He practised the Orisa tradition but embraced all the people's traditions that make up this cultural mosaic we call Trinidad & Tobago. He considered himself the greatest saheena and pholourie maker and could often be seen at functions in the Pan Palais frying down the delicacies. 

He was a prolific writer. For decades he would write letters to the editor and of late he was one of the more prolific correspondents, having his writings published online whether through the website and Facebook pages of the National Workers Union, Southern Marines Facebook page and other online sites.

We say farewell to you big brother. We are pleased that we were able to celebrate your seventieth birthday last year and that you were able to visit your beloved Africa. We are saddened that we cannot mark your transition in a manner that befits your contribution to your home land, because of the restrictions inflicted upon us by the corona virus. But this, too, shall pass and when it does we will celebrate your having walked amongst us: a giant among men; one who served his people out of love and commitment; one who has now united with the ancestors in this never-ending spiral of coming into being and going out of being.  The great West indian poet Martin Carter said: 

"...only where our footprints end can tell
whether the journey was an old advance or a new retreat"
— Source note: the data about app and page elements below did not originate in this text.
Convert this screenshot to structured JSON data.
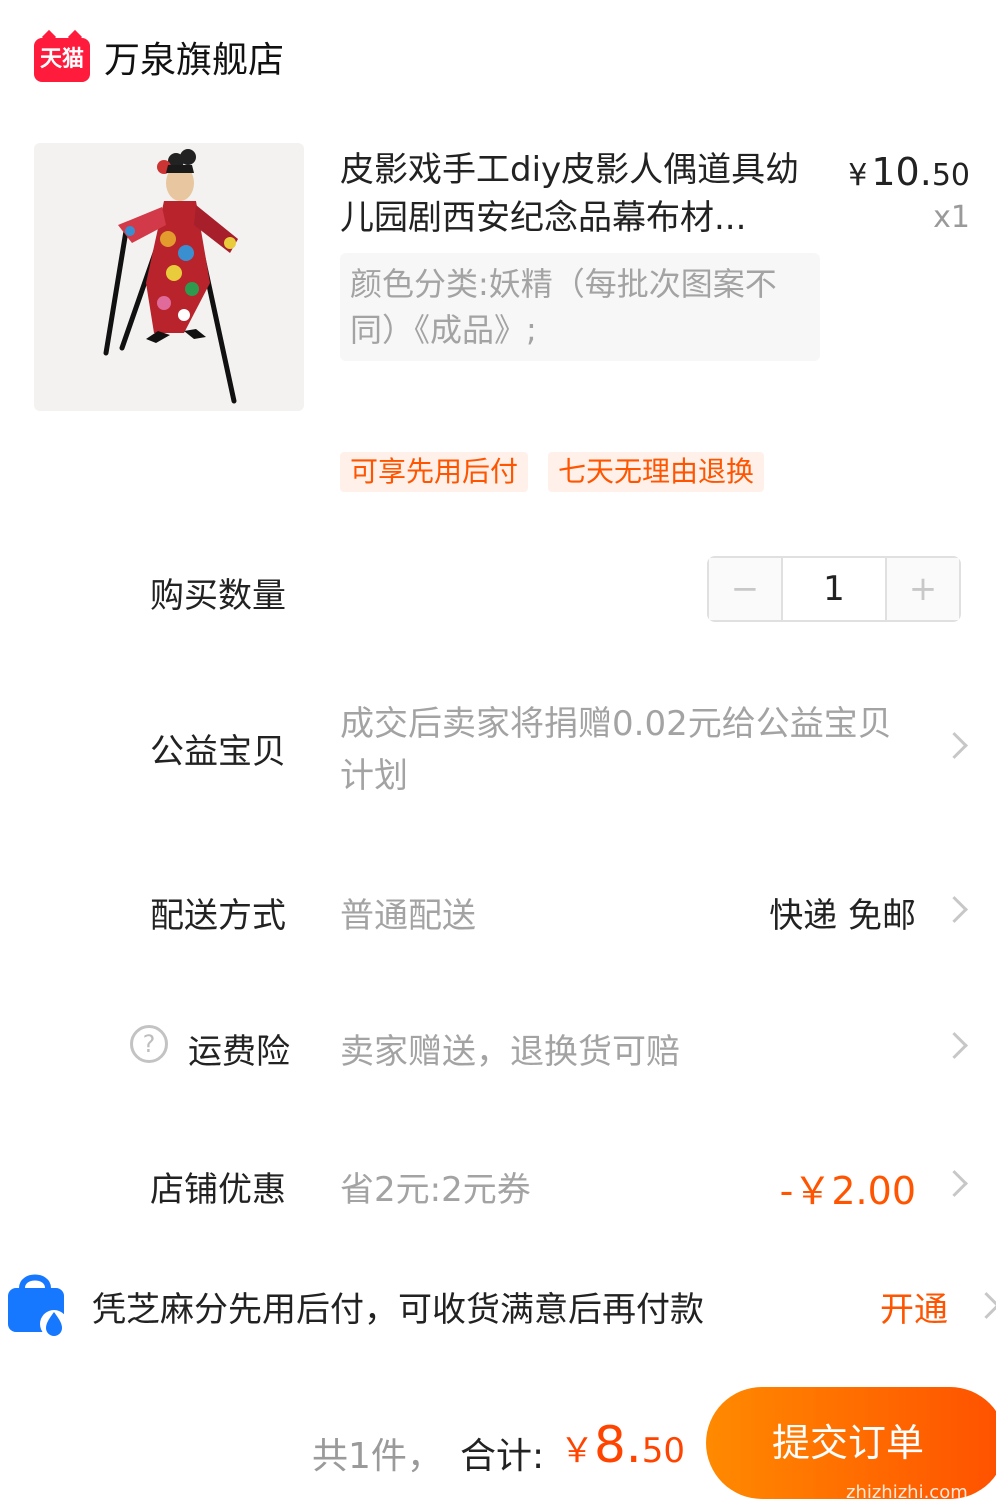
{
  "store": {
    "logo_text": "天猫",
    "name": "万泉旗舰店"
  },
  "product": {
    "title": "皮影戏手工diy皮影人偶道具幼儿园剧西安纪念品幕布材...",
    "price_yen": "¥",
    "price_int": "10.",
    "price_dec": "50",
    "quantity_badge": "x1",
    "sku": "颜色分类:妖精（每批次图案不同）《成品》;",
    "tags": [
      "可享先用后付",
      "七天无理由退换"
    ]
  },
  "quantity": {
    "label": "购买数量",
    "minus": "−",
    "value": "1",
    "plus": "+"
  },
  "charity": {
    "label": "公益宝贝",
    "value": "成交后卖家将捐赠0.02元给公益宝贝计划"
  },
  "delivery": {
    "label": "配送方式",
    "value": "普通配送",
    "right": "快递 免邮"
  },
  "insurance": {
    "help_icon": "?",
    "label": "运费险",
    "value": "卖家赠送，退换货可赔"
  },
  "store_discount": {
    "label": "店铺优惠",
    "value": "省2元:2元券",
    "amount": "-￥2.00"
  },
  "pay_later": {
    "text": "凭芝麻分先用后付，可收货满意后再付款",
    "action": "开通"
  },
  "footer": {
    "count": "共1件，",
    "total_label": "合计:",
    "total_yen": "￥",
    "total_int": "8.",
    "total_dec": "50",
    "submit": "提交订单",
    "watermark": "zhizhizhi.com"
  },
  "colors": {
    "accent": "#ff5500",
    "tmall_red": "#ff1b3c"
  }
}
it is up to us to ensure that your journey never ends in retreat. Walk tall, my brother, walk strong!